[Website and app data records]
-.-.-

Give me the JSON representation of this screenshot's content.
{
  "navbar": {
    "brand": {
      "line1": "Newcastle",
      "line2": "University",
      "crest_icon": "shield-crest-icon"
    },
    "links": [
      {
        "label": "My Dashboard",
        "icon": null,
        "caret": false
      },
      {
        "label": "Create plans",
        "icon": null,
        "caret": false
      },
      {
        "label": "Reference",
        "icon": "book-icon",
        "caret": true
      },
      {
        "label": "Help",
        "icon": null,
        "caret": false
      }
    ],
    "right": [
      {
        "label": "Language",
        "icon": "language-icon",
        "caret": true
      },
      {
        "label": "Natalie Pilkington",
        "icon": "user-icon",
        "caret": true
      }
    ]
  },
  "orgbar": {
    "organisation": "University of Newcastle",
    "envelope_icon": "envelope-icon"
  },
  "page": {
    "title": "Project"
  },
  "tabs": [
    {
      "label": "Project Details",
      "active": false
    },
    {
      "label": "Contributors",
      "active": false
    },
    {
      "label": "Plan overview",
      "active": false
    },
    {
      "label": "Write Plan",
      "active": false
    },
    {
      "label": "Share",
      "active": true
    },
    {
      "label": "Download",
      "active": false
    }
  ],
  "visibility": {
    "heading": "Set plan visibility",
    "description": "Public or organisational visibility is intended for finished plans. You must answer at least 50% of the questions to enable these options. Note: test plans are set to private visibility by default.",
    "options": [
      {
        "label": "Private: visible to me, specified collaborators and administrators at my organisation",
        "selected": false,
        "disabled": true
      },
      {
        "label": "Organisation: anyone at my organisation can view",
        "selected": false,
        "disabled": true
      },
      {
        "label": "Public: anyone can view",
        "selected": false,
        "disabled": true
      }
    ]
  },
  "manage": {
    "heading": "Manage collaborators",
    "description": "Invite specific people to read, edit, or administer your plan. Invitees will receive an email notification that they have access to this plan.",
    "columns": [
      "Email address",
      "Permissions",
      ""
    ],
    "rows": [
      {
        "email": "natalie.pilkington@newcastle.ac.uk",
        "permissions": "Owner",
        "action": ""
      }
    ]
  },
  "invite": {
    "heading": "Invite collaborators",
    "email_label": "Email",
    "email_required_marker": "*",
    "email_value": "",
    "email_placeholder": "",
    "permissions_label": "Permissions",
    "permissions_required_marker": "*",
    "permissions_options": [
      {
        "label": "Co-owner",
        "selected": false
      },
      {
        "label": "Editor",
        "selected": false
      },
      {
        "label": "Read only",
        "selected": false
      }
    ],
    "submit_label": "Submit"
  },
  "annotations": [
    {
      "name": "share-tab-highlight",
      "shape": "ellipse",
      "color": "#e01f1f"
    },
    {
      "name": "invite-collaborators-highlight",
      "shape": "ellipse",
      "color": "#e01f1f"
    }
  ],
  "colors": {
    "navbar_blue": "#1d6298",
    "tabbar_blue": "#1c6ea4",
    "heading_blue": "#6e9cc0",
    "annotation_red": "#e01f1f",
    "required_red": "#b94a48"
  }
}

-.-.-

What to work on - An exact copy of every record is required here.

Result of the exercise -
Give me the JSON representation of this screenshot's content.
{
  "navbar": {
    "brand": {
      "line1": "Newcastle",
      "line2": "University",
      "crest_icon": "shield-crest-icon"
    },
    "links": [
      {
        "label": "My Dashboard",
        "icon": null,
        "caret": false
      },
      {
        "label": "Create plans",
        "icon": null,
        "caret": false
      },
      {
        "label": "Reference",
        "icon": "book-icon",
        "caret": true
      },
      {
        "label": "Help",
        "icon": null,
        "caret": false
      }
    ],
    "right": [
      {
        "label": "Language",
        "icon": "language-icon",
        "caret": true
      },
      {
        "label": "Natalie Pilkington",
        "icon": "user-icon",
        "caret": true
      }
    ]
  },
  "orgbar": {
    "organisation": "University of Newcastle",
    "envelope_icon": "envelope-icon"
  },
  "page": {
    "title": "Project"
  },
  "tabs": [
    {
      "label": "Project Details",
      "active": false
    },
    {
      "label": "Contributors",
      "active": false
    },
    {
      "label": "Plan overview",
      "active": false
    },
    {
      "label": "Write Plan",
      "active": false
    },
    {
      "label": "Share",
      "active": true
    },
    {
      "label": "Download",
      "active": false
    }
  ],
  "visibility": {
    "heading": "Set plan visibility",
    "description": "Public or organisational visibility is intended for finished plans. You must answer at least 50% of the questions to enable these options. Note: test plans are set to private visibility by default.",
    "options": [
      {
        "label": "Private: visible to me, specified collaborators and administrators at my organisation",
        "selected": false,
        "disabled": true
      },
      {
        "label": "Organisation: anyone at my organisation can view",
        "selected": false,
        "disabled": true
      },
      {
        "label": "Public: anyone can view",
        "selected": false,
        "disabled": true
      }
    ]
  },
  "manage": {
    "heading": "Manage collaborators",
    "description": "Invite specific people to read, edit, or administer your plan. Invitees will receive an email notification that they have access to this plan.",
    "columns": [
      "Email address",
      "Permissions",
      ""
    ],
    "rows": [
      {
        "email": "natalie.pilkington@newcastle.ac.uk",
        "permissions": "Owner",
        "action": ""
      }
    ]
  },
  "invite": {
    "heading": "Invite collaborators",
    "email_label": "Email",
    "email_required_marker": "*",
    "email_value": "",
    "email_placeholder": "",
    "permissions_label": "Permissions",
    "permissions_required_marker": "*",
    "permissions_options": [
      {
        "label": "Co-owner",
        "selected": false
      },
      {
        "label": "Editor",
        "selected": false
      },
      {
        "label": "Read only",
        "selected": false
      }
    ],
    "submit_label": "Submit"
  },
  "annotations": [
    {
      "name": "share-tab-highlight",
      "shape": "ellipse",
      "color": "#e01f1f"
    },
    {
      "name": "invite-collaborators-highlight",
      "shape": "ellipse",
      "color": "#e01f1f"
    }
  ],
  "colors": {
    "navbar_blue": "#1d6298",
    "tabbar_blue": "#1c6ea4",
    "heading_blue": "#6e9cc0",
    "annotation_red": "#e01f1f",
    "required_red": "#b94a48"
  }
}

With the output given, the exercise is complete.